“Caring for the caregivers” (Podium, April 29) poignantly portrayed the challenges to the mental health of medical professionals. Health care providers endure increased stress in all settings, from specialty group practices to the highly unusual emergency triage environment required during the tragedy at the Boston Marathon. The big question is what can help alleviate this widespread crisis in clinicians?
I have researched the issue through interviews with award-winning humanitarian physicians. My results showed that the doctors’ methods for avoiding burnout were based on time-honored approaches, including being appropriately assertive, spending time with family and friends, getting exercise, seeing the humor in tough situations, and deliberately seeking downtime. In essence, they consistently practice the type of sensible advice that their doting grandmothers might have given them.
My discussions with the physicians indicate that they have given a lot of thought to the need for taking care of themselves so that they can remain available to both patients and colleagues. These busy doctors exploded the myth that only the idle rich get some relaxation and recreation. All of the doctors lived by a code of doing good while doing well — and they recognized that there was a spiritual undercurrent to their work that continuously boosted their morale.
If today’s leaders in health care make room for and support this type of old-fashioned wisdom, it could make a real difference to today’s overburdened practitioners and the next generation preparing to join the profession.

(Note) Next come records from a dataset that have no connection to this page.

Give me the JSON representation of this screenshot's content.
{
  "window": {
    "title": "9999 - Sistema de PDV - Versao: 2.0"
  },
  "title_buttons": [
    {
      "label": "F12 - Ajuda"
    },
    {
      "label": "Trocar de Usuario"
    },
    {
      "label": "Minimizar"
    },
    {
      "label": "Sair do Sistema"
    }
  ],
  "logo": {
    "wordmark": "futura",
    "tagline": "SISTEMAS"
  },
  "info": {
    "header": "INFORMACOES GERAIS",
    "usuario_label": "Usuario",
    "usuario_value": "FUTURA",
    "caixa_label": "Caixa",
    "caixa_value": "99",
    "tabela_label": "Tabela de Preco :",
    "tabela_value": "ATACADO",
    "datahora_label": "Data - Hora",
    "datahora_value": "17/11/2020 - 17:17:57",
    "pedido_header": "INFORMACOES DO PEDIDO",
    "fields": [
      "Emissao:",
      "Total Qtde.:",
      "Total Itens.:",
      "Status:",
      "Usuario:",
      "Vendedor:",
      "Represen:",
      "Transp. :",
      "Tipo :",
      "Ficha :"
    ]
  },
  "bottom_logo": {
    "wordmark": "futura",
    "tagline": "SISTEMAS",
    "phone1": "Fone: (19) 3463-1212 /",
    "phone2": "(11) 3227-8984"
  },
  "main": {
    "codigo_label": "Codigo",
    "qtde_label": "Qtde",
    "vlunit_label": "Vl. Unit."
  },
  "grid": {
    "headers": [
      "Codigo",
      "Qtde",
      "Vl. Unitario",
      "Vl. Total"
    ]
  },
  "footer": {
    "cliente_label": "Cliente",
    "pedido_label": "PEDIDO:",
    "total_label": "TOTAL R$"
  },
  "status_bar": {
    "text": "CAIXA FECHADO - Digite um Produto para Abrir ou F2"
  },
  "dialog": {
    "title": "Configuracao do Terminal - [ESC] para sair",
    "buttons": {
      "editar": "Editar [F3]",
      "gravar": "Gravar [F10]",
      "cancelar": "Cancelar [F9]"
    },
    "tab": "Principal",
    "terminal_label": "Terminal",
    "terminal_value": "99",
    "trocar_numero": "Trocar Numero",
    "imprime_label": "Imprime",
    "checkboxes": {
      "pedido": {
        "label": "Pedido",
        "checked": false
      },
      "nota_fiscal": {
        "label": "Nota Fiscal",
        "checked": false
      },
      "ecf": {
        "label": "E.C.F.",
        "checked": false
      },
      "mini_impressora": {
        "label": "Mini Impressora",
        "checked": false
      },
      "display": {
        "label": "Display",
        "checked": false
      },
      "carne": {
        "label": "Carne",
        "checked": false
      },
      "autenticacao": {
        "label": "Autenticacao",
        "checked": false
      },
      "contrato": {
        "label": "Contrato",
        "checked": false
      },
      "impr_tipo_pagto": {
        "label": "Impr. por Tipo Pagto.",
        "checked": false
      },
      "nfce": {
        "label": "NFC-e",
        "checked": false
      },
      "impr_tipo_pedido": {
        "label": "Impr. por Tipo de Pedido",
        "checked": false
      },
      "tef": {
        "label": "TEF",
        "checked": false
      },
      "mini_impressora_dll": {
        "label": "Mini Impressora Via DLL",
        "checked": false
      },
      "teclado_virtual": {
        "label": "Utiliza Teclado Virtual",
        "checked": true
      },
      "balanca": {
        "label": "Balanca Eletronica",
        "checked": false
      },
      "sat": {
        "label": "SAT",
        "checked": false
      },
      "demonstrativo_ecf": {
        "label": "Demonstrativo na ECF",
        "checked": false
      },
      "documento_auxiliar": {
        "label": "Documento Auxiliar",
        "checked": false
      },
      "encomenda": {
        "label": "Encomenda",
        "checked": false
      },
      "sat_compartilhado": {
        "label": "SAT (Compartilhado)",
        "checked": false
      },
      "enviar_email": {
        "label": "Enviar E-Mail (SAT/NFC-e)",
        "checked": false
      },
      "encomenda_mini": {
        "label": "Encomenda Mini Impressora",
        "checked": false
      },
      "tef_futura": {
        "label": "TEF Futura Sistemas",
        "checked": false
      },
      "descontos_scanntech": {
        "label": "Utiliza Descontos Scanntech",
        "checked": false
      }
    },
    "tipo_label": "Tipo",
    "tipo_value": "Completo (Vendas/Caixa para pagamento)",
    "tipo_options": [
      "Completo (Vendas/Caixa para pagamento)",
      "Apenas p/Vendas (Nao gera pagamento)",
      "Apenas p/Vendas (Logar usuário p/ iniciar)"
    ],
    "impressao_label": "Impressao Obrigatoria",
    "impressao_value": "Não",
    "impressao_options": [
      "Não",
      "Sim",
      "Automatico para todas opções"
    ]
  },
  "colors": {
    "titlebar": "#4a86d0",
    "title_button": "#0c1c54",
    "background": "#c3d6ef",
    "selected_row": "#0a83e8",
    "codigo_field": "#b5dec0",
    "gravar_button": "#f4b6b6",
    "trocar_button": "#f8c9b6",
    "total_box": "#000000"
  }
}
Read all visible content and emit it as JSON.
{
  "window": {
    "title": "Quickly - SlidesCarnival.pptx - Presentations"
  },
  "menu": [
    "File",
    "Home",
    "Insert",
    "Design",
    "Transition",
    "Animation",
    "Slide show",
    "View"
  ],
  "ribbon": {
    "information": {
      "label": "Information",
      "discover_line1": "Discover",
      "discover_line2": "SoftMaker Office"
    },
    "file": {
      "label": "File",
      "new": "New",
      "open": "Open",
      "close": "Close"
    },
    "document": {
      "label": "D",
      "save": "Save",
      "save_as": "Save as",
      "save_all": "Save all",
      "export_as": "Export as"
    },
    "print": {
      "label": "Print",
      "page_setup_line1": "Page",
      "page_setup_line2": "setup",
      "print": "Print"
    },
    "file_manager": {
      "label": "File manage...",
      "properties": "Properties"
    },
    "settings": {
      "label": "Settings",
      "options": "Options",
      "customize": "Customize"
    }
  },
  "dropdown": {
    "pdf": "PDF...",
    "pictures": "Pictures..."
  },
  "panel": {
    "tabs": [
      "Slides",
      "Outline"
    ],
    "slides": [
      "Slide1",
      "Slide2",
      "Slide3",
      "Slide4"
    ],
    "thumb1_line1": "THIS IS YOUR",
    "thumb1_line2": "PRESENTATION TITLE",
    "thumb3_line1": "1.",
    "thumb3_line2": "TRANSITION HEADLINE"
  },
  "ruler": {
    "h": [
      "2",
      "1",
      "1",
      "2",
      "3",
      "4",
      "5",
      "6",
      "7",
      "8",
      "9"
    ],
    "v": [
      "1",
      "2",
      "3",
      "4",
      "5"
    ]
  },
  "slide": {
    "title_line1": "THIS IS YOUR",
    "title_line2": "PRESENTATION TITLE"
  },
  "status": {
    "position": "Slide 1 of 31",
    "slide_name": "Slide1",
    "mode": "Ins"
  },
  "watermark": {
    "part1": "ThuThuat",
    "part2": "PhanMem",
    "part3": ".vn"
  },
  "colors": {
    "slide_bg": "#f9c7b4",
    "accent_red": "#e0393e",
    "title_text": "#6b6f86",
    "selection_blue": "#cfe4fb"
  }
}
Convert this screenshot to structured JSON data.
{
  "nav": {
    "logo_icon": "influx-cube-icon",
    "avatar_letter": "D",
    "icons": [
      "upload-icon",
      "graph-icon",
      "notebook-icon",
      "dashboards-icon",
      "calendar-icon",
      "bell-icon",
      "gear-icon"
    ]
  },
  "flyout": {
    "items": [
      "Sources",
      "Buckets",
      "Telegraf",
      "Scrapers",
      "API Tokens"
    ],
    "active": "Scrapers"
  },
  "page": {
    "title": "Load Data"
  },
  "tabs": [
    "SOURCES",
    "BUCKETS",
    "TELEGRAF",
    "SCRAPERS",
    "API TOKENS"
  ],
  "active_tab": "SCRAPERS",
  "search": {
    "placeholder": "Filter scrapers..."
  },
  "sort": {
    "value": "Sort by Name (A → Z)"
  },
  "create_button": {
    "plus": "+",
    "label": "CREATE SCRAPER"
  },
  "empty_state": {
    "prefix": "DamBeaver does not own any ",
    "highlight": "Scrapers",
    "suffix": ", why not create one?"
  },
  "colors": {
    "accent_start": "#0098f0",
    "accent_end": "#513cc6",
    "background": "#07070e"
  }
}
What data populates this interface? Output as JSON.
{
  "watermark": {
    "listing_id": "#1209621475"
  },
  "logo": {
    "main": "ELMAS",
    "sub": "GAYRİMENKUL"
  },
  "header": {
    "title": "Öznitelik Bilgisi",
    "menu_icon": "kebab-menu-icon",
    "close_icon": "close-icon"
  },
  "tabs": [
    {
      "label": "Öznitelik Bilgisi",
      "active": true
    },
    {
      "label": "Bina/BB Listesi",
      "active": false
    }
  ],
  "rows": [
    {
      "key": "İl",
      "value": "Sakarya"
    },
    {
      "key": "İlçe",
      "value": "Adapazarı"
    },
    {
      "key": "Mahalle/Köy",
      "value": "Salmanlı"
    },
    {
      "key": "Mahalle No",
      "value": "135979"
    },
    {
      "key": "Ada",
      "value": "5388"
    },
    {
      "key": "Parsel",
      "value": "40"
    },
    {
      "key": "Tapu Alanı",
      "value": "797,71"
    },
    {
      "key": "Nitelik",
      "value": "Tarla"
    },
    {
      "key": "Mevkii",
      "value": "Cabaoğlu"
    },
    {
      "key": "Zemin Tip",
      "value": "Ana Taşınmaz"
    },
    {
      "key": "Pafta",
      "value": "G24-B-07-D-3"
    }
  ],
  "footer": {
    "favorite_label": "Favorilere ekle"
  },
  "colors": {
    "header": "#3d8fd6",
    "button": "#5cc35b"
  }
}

The writer is associate professor of psychology in the health sciences and industry program at Bentley University.